• Intersecting Secants
Discover a relationship between the measure of an angle formed by two intersecting chords and the intercepted arcs. This will help you complete the mini-investigation (Exercise 9) on page 339 of Discovering Geometry.

### Chapter 8

• Area Formula for Parallelograms
Discover how the area formula for a parallelogram is based upon the area formula for rectangles. This dynamic exploration can be used to replace or extend the investigation on page 412 of Discovering Geometry.
• Areas of Triangles, Trapezoids, and Kites
Use the area formula for rectangles and parallelograms to discover or demonstrate the formulas for the areas of triangles, trapezoids, and kites. This dynamic geometry exploration gives you an alternative way to complete the investigations on pages 417???418 of Discovering Geometry.

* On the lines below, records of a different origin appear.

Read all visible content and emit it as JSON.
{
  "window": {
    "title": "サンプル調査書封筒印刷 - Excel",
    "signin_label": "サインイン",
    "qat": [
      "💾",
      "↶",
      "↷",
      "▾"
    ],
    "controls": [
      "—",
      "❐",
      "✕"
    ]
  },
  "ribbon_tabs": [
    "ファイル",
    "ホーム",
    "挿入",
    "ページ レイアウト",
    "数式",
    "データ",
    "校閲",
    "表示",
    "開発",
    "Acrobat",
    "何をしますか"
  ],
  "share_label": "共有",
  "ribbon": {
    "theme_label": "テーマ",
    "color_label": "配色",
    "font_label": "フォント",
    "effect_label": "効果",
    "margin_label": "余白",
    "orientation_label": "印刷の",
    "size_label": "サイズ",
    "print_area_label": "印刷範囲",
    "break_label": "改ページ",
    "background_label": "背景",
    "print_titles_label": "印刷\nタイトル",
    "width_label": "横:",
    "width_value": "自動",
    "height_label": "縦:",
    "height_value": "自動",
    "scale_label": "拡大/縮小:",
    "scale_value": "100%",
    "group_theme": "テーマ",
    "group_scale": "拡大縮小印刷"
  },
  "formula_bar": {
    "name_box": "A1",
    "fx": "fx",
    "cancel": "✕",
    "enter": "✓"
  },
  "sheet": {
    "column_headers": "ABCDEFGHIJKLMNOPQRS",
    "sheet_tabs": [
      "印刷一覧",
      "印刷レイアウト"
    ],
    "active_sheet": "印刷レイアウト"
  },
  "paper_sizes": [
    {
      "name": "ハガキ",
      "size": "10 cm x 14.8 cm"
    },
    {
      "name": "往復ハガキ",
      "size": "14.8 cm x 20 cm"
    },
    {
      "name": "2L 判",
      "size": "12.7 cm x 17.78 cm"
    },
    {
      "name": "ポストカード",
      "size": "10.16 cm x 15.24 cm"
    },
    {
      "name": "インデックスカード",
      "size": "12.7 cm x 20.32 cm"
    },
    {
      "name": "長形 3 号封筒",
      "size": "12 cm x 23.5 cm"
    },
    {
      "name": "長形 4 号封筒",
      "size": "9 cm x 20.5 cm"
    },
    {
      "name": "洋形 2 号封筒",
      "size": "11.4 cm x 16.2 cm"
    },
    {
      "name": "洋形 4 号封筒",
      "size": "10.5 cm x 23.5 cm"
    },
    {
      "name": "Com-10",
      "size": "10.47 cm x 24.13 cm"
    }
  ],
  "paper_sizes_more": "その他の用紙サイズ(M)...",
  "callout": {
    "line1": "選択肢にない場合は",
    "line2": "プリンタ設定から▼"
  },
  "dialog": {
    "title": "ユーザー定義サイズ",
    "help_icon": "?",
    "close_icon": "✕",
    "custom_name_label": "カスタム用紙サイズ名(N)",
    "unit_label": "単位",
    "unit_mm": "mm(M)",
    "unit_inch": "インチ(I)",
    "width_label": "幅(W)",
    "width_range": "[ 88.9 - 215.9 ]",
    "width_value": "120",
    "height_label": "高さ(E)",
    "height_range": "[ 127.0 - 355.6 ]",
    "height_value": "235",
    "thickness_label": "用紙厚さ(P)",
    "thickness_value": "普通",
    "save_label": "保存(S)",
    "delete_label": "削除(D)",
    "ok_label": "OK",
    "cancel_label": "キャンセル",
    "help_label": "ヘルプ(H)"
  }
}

### Chapter 9

• The Theorem of Pythagoras
Learn more about the Pythagorean Theorem and see whether or not it works for triangles that are not right triangles. This investigation will help you understand Lesson 9.1 on pages 462???464 of Discovering Geometry.

### Chapter 11

• Similar Triangles
Investigate shortcuts for triangle similarity, including AA, AAA, SS, SSS, SAS, SSA, ASA, and SAA. These dynamic sketches will help you understand which shortcuts work under all circumstances. This exploration can be used to replace or extend the investigations starting on page 572 in Lesson 11.2 of Discovering Geometry.
• Similar Polygons
Investigate the proportional relationships between the sides of similar polygons, including the Proportional Parts Conjecture (C-96) for similar triangles. This exploration can be used to replace or extend the Investigation 1 on page 586 in Lesson 11.4 of Discovering Geometry.
• Similar Solids
Investigate proportional relationships between similar polygons, including the Proportional Areas Conjecture (C-98) and Proportional Volumes Conjecture (C-99). This exploration can be used to replace or extend the investigations on pages 592-594 in Lesson 11.5 of Discovering Geometry.

### Chapter 12

• The Law of Cosines
Validate for yourself the Law of Cosines, given on page 642 of Discovering Geometry. This law answers the question, "What happens to the Pythagorean Theorem for acute triangles or obtuse triangles?"